Often terms get mixed and matched to suit a particular situation, so it’s worth reviewing what it really means to be agile.

“Agile methodology” is a term that originated from a famous 2001 meeting of software engineering leaders in Utah. After that meeting, the Agile Manifesto was born, laying out a core set of principles.

The term agile was originally meant to describe a set of four values and twelve principles. Here are the four values:

  • Individuals and interactions over processes and tools.
  • Working software over comprehensive documentation.
  • Customer collaboration over contract negotiation.
  • Responding to change over following a plan.

Notice that these values were written in an “X over Y” format to highlight how this was a change from the status quo of software development.

What’s the difference between agile and scrum methods?

These terms are often confused or concatenated, but agile refers to a set of values, and scrum refers to an operational method (or framework) for how we see those values enacted in a project.

Typically a small team of three to nine software developers will break work down into two-week sprints. These sprints are iterated through short daily meetings that react to changing conditions and customer needs.

There are often daily scrums, also called stand-up meetings, that last 15 minutes and act as free space for team members to make adjustments on the fly. Scrum focuses on decision-making done through an iterative, empirically based process. In other words, no pulling ideas out of thin air with no support, and no speculation without information. Anyone who’s been in a meeting where a magical realism takes hold can relate to the value of taking the next step on the path based on data, not ego.

In the last 17 years many frameworks have risen and fallen, but the two that stand out other than scrum are Kanban and Extreme Programming (XP). Kanban is a Japanese-based method, originally used in Toyota, that focuses on visualizing the process through a digital or physical board, then adjusting when bottlenecks are noted.

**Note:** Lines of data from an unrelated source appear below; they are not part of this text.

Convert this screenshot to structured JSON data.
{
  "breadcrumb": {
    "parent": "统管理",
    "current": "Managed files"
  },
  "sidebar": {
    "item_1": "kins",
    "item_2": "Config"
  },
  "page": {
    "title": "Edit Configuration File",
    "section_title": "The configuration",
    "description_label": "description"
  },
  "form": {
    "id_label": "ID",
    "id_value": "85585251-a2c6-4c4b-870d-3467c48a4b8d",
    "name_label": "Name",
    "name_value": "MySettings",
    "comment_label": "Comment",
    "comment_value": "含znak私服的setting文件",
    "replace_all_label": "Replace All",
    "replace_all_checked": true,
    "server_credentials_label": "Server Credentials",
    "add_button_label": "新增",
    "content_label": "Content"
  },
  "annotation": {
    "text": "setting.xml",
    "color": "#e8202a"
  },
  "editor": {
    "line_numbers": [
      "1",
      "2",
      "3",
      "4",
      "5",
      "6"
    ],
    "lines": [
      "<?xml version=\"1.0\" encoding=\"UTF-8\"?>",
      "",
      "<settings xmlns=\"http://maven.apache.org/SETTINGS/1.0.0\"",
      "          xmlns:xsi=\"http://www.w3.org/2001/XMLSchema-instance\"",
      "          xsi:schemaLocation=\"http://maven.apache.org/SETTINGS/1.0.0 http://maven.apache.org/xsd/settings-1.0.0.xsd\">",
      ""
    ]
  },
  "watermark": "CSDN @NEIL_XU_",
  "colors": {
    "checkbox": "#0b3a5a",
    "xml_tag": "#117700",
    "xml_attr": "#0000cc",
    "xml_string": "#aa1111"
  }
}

XP focuses on short development stories while taking user stories as feedback, followed by frequent planned releases.

While we won’t go into further detail on the frameworks in this post, it’s important to realize that most projects today use combined frameworks, picking and choosing the best aspects of each that are compatible with company culture.

Peaxy has had great success at using Scrum and following agile principles because our employees have the mindset to embrace it. Personality shouldn’t be discounted here: it’s one thing to hand out a copy of agile principles and hope people read it. It’s another to hire employees that get excited about those principles and use them effectively on the ground.